This is my first question on this site, so excuse me if I make any mistake.

I found this phrase in a text which uses pre-WW2 grammar (so I'm not entirely sure if it's [生き乍らへて]{いきながらへて} or 生き乍らて due to historical kana usage). I've searched in dictionaries but I haven't been able to find anything with these specific kanji. I found 生き長らえて (to live long) though, but I don't know whether it's the same thing (and it doesn't seem to fit in this text either).

生き obviously means "to live", and 乍ら is just the old ながら used to mean that something is being done at the same time another action is being performed. But it doesn't seem to make sense here. I provide the original and a version with modern kana usage (only those lines that actually use the historical usage).

I will be very thankful if somebody could shine some light about the meaning of this word in the text.

I saw the village being destroyed

吸ひ込むやうな月に濡れ -> 吸い込むような月に濡れ
It looked completely soaked up, wet due to the moon
Alt (less literal): "It looked bathed in light, wet with the moonlight".

私は其れを潰れた箱らに入れてゐた -> 私は其れを潰れた箱らに入れていた
I put that inside the crushed boxes

While [they] were alive???

Although I've came to know that only now

I saw the village breaking

Soaked in heavy red dew

朽ちぬと共に探してゐた -> 朽ちないと共に探していた
I looked for him along those that weren't rotten

其れでも、其れでも見つからぬ -> 其れでも、其れでも見つからない
But so, even so I couldn't find [him].

I saw the village die

It still hasn't left my mind not even once

未だ、疼いてゐる -> 未だ、疼いている
It still hurts me.

It has burned completely

My fingers, my box, inside the smoke

Ah, that person

Once more

I ought to meet.
  • 2
    今に其れを知る私はばかり: isn't this a typo for 知るは私ばかり?
    – naruto
    Feb 16, 2017 at 4:52

1 Answer 1


It must be just 生きながらえる which means to survive (e.g. a disaster) and live for a long time.

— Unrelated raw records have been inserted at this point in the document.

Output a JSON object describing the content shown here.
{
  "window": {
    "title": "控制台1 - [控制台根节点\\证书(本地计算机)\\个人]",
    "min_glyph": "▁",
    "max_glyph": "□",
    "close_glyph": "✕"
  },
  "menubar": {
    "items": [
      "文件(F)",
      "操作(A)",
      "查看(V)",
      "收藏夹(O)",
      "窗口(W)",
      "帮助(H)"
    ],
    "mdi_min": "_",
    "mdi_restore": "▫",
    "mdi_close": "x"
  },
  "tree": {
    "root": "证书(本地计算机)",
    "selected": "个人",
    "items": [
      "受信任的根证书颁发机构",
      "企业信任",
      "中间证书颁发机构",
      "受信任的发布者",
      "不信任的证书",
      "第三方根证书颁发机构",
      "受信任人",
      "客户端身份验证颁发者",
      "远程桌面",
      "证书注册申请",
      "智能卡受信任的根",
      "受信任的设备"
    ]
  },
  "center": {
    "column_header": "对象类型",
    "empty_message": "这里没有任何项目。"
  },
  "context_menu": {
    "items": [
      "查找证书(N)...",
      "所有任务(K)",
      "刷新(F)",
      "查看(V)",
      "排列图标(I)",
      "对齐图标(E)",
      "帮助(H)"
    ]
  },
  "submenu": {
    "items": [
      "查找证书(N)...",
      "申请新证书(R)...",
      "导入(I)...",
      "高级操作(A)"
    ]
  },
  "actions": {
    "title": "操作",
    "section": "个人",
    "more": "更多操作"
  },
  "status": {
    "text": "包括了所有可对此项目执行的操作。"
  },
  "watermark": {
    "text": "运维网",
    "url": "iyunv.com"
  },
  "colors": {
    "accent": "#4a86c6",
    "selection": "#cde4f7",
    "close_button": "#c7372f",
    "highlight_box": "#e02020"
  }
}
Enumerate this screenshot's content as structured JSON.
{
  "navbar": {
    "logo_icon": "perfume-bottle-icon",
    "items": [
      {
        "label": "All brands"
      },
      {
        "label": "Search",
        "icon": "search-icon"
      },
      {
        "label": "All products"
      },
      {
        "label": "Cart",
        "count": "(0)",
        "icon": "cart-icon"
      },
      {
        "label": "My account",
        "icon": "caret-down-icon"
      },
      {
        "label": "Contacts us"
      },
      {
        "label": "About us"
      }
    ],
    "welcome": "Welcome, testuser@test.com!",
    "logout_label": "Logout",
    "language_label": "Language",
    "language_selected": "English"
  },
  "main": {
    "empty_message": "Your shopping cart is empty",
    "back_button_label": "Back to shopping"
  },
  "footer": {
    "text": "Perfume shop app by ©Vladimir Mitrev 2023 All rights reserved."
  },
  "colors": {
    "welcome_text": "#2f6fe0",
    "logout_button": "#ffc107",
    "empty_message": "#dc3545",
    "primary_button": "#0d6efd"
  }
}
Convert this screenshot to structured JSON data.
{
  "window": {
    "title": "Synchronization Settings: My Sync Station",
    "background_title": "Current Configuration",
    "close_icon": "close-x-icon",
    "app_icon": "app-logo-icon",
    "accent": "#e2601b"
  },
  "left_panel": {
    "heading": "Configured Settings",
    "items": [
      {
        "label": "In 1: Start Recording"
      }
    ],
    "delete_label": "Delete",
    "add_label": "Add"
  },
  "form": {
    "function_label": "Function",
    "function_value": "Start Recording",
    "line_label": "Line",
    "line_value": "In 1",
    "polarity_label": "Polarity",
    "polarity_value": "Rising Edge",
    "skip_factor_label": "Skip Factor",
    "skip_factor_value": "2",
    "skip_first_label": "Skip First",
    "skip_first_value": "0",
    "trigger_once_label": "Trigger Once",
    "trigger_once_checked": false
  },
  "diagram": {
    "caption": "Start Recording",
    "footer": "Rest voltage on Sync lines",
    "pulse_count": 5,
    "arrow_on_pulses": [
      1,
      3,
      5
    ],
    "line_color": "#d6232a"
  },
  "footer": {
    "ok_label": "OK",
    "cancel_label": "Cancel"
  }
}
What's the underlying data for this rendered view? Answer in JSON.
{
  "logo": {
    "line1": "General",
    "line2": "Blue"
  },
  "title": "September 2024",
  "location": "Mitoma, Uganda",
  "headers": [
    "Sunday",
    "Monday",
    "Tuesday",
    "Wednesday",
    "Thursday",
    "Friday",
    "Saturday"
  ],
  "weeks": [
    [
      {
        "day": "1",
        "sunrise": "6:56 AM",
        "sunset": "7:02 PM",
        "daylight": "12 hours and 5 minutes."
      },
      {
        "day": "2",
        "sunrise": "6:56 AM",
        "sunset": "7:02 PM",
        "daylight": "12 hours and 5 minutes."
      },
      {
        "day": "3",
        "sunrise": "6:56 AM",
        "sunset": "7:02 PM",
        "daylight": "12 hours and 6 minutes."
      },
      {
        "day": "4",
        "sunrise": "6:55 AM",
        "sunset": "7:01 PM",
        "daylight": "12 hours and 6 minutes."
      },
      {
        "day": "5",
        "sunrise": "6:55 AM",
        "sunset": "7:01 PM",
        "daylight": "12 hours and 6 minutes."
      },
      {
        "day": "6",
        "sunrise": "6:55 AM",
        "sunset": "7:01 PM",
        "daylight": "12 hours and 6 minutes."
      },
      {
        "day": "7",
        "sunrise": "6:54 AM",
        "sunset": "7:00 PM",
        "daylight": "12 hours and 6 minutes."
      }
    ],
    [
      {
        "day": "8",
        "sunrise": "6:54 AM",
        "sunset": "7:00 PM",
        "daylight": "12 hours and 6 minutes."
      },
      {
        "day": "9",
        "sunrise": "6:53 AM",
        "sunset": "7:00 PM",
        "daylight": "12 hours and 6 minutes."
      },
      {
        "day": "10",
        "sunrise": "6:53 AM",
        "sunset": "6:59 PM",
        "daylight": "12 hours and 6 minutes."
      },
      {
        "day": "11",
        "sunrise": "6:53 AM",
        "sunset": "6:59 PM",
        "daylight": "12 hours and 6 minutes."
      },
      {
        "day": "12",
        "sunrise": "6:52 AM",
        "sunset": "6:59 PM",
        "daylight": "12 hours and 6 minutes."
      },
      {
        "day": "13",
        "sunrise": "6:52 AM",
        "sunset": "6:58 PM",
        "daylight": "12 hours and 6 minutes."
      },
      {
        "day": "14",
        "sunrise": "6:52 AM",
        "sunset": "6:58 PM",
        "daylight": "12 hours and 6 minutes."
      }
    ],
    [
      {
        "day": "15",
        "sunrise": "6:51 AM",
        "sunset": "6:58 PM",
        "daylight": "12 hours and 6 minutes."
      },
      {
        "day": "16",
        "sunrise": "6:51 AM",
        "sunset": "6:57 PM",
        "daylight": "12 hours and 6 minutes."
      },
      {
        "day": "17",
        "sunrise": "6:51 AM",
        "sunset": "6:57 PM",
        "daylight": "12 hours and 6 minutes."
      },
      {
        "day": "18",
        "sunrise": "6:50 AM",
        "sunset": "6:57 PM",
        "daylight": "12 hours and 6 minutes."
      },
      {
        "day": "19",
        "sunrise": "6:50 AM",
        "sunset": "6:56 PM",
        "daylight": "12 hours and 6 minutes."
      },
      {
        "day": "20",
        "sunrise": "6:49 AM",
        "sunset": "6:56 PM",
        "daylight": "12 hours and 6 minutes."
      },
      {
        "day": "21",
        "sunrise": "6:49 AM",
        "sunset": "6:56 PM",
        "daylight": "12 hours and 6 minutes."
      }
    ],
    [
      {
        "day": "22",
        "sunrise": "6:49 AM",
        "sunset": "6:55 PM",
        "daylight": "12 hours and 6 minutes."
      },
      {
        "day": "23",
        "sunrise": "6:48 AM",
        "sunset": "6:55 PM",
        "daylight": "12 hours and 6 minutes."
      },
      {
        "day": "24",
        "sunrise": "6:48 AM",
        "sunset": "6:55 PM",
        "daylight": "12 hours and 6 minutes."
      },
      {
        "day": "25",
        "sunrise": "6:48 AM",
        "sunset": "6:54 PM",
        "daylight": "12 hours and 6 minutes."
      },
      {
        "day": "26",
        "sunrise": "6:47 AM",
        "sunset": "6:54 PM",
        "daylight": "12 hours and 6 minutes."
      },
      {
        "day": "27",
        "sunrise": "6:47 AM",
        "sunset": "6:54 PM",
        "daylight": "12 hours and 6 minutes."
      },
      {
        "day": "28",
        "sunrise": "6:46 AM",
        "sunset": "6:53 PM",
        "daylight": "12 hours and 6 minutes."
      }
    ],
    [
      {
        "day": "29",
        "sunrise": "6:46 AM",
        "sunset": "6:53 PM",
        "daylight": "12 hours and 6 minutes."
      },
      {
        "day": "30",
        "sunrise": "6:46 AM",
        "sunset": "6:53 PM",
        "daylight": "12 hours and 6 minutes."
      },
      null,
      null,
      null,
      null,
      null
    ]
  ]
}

Kanji usages were not very standardized pre-war, so you may find odd kanji usages by today's standards in old documents.

-> 生きながらえて、今それを知っているのは私ばかりだ
I am the only one who has survived and still knows that.

(I'm assuming 其れを知る私はばかり is a typo for 其れを知るは私ばかり because 憚る doesn't make sense here. In classical Japanese, so-called nominalizers were not necessary and the attributive form (連体形) of a verb worked just like nouns.)

  • I see. I considered it could be an alternative kanji usage, but I wasn't sure since when I checked the japanese dictionary I found the "live long" part but nothing about surviving. Checking other sources I found other quasi-synonyms, and "to survive" among those. About the typo, sorry, the original place had the kanji placed rather strangely and you had to piece everything together. Thank you very much for your help!
    – Honghoa
    Feb 16, 2017 at 17:22

You must log in to answer this question.

Not the answer you're looking for? Browse other questions tagged .